Navigating Education: The Crucial Role of Continuous Feedback

By Arifur Rahman
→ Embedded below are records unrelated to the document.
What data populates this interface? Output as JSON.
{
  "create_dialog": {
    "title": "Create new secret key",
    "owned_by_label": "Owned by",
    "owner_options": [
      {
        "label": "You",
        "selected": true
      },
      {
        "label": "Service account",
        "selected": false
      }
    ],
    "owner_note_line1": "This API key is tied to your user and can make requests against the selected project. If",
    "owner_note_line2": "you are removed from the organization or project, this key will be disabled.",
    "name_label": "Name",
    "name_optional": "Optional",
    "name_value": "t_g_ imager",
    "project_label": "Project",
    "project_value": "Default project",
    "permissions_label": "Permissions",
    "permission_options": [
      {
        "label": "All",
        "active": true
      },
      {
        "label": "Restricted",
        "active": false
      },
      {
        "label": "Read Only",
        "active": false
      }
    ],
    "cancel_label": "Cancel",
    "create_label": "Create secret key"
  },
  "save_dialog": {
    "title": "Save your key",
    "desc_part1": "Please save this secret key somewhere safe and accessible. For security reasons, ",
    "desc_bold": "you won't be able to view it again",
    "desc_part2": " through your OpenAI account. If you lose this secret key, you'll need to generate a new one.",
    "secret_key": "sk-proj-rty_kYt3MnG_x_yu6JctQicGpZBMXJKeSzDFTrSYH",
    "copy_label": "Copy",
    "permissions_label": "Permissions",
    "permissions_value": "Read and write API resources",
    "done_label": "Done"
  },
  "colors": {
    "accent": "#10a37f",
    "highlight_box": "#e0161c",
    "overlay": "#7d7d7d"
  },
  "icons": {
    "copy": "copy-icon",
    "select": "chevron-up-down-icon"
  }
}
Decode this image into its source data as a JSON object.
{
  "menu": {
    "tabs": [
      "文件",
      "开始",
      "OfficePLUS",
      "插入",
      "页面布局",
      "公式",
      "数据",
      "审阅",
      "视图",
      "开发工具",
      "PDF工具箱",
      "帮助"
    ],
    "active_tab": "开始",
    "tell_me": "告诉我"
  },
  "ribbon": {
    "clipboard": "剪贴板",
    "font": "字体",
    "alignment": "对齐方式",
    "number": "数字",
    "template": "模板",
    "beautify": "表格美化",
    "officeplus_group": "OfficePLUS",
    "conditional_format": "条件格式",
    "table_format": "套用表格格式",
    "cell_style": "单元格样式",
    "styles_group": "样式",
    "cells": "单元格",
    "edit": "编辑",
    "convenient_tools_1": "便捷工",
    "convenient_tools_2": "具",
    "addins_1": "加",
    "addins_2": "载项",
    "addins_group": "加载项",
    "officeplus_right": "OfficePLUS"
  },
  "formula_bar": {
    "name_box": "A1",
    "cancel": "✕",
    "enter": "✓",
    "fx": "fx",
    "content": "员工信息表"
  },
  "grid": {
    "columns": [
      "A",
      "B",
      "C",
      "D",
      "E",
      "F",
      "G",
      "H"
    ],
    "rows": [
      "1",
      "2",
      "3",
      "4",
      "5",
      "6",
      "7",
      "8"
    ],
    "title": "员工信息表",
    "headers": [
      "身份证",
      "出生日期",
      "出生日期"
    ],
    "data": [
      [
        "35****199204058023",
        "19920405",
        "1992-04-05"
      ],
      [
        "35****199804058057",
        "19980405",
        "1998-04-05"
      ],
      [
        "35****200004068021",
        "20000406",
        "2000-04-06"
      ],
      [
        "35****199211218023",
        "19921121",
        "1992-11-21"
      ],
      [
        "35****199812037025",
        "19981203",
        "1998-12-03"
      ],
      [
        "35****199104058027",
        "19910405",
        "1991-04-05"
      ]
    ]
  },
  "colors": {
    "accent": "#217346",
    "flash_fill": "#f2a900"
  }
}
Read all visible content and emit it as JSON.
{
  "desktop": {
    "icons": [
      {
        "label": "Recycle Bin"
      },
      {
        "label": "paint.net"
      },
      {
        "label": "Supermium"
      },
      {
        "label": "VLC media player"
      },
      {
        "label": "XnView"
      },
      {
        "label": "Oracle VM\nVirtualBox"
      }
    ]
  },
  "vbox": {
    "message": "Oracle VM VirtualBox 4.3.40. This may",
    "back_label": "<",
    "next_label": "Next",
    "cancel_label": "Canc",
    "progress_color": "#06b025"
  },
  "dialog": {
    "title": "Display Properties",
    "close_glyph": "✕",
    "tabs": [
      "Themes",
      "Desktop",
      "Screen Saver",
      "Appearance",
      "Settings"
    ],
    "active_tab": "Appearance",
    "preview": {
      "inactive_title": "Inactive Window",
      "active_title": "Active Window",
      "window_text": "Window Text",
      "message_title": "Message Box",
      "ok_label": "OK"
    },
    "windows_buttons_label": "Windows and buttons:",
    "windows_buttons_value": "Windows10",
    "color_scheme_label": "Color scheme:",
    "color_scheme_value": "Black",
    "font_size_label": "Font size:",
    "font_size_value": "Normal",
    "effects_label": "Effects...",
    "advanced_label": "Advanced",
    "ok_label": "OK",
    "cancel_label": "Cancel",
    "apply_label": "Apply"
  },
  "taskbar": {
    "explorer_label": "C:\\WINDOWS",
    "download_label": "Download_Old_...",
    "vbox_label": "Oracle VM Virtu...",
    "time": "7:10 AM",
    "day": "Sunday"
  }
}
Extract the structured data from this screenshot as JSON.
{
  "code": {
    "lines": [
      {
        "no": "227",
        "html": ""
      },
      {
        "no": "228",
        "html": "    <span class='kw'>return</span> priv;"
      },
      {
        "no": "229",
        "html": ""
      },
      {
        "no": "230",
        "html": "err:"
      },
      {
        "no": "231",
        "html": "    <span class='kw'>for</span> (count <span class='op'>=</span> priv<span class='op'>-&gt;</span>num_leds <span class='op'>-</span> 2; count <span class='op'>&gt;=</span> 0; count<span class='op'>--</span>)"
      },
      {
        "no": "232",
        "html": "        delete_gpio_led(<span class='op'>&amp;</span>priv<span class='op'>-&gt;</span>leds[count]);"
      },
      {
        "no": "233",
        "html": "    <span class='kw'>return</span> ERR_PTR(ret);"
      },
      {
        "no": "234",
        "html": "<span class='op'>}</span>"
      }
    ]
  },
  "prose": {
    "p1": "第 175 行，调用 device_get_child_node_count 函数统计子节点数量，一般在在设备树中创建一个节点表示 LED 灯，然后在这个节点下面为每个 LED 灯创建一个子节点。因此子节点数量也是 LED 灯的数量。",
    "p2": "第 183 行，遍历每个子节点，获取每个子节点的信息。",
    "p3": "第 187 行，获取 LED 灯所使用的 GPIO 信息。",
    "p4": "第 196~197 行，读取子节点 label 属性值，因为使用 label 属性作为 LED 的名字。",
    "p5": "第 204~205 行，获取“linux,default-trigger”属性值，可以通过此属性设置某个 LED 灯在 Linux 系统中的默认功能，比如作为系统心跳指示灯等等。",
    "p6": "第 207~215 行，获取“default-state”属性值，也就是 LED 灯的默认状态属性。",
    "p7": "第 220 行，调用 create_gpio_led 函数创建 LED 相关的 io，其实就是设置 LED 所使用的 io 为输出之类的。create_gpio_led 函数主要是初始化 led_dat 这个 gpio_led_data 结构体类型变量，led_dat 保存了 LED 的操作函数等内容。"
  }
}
In the realm of education, feedback stands as a cornerstone, offering more than a mere assessment of academic performance. It serves as a compass, guiding the trajectory of a child's growth and learning journey while significantly enhancing their capabilities and shaping their personality. As the wise Bill Gates remarked, "We all need people who give us feedback. That’s how we improve." Academic Progress Reporting The conventional approach of providing feedback twice a year, usually after examinations, is an outdated model. To truly enhance a child's development, involving parents in a more continuous feedback loop throughout the learning cycle becomes imperative. Report cards, often perceived as measures of mastery, fall short in capturing the nuances of a student's journey. The stark contrast between an "A" and a "C," while potentially signifying a similar understanding, tends to be interpreted differently. This emphasis on grades, rather than on the learning process itself, can inadvertently lead students to seek shortcuts for passing rather than aiming for a deep comprehension of the subject matter. To break free from this evaluation-centric approach, a fundamental shift from focusing solely on grades and outcomes to prioritizing the significance of constructive feedback in student learning is necessary. Embracing the Beautiful Chaos The learning process is inherently messy; should accommodate errors, allowing room for trial and error, and recognizing that learning is an ongoing journey rather than a static destination. Embracing the concept that "failure is the greatest teacher" advocates for allowing students to experience and learn from setbacks. From a young age, children are exposed to a significant amount of feedback, initially characterized by positivity and consistency. However, as they progress through successive grades, feedback tends to become less precise and more negative. “You have forgotten again to do your homework,” “this math sum is wrong”, “I can’t give marks for half-answers”, "learn and come better" and so many more. You all must have faced it too. This evolution in feedback, from applauding achievements to highlighting shortcomings, unconsciously affects a child's self-esteem, confidence, and ability to handle feedback. Undoubtedly, feedback offers practitioners and learners evidence about current knowledge and stage of skill development. However, the manner in which feedback is delivered warrants attention. As educators, the shared goal should be to enhance the learning experience, meet learning outcomes for all, and nurture each child into the best version of themselves. This can be achieved by understanding the progress and achievements of each child, enabling practitioners to tailor individualized action plans for a special and unique learning experience. Tips for Providing Feedback: Offering effective feedback is an art, and implementing strategic approaches can amplify its impact. Recognize Effort:-Take notice of a student's behavior or effort in a task. -Acknowledge even small efforts, as positive recognition positively influences academic performance. Clear Communication:-Communicate the purpose of an assessment or feedback to students. -Provide a clear model or example of expectations for the assigned task. Varied Feedback Methods:-Deliver student feedback verbally, non-verbally, or in written form.-Utilize facial expressions and gestures as additional means of conveying feedback.-For students struggling, consider holding a one-on-one meeting to address concerns. Parental Communication:When providing feedback to parents, answer three essential questions:-What can the student do well? (Appreciate the positive aspects of the child's work.)-Where is the student struggling? (Inform parents about areas of difficulty.)-How can the student improve? (Offer remedial steps and strategies for enhancement.) Strategic Negativity:-Employ the "feedback sandwich" approach: Compliment, Correct, Compliment.-Begin with a positive message, address areas of improvement in the middle, and conclude by highlighting positive qualities.-Emphasize your trust in the student's continuous improvement. Student Feedback Loop:Encourage students to provide feedback. Ask questions such as:-What did they enjoy about the class?-What aspects did they find challenging?-If they were the teacher, what changes would they implement?-What was their most valuable learning experience with you as their teacher? Remember, feedback is a two-way street, and as educators, continuous improvement is crucial. Remaining open to feedback from students provides valuable insights into our teaching methods and helps us evolve as educators. Embracing this feedback loop contributes to a dynamic and effective learning environment. In conclusion, feedback emerges as a powerful tool in shaping a bright learning experience. It should not merely be a report card; rather, it should sculpt a child's capabilities and personality, making them the best version of themselves. The continuous strive for improvement in the education sector requires a reevaluation of our perspectives on feedback. What's your take on feedback in education? Let's engage in this crucial conversation. #Education #FeedbackMatters #InMyOpinion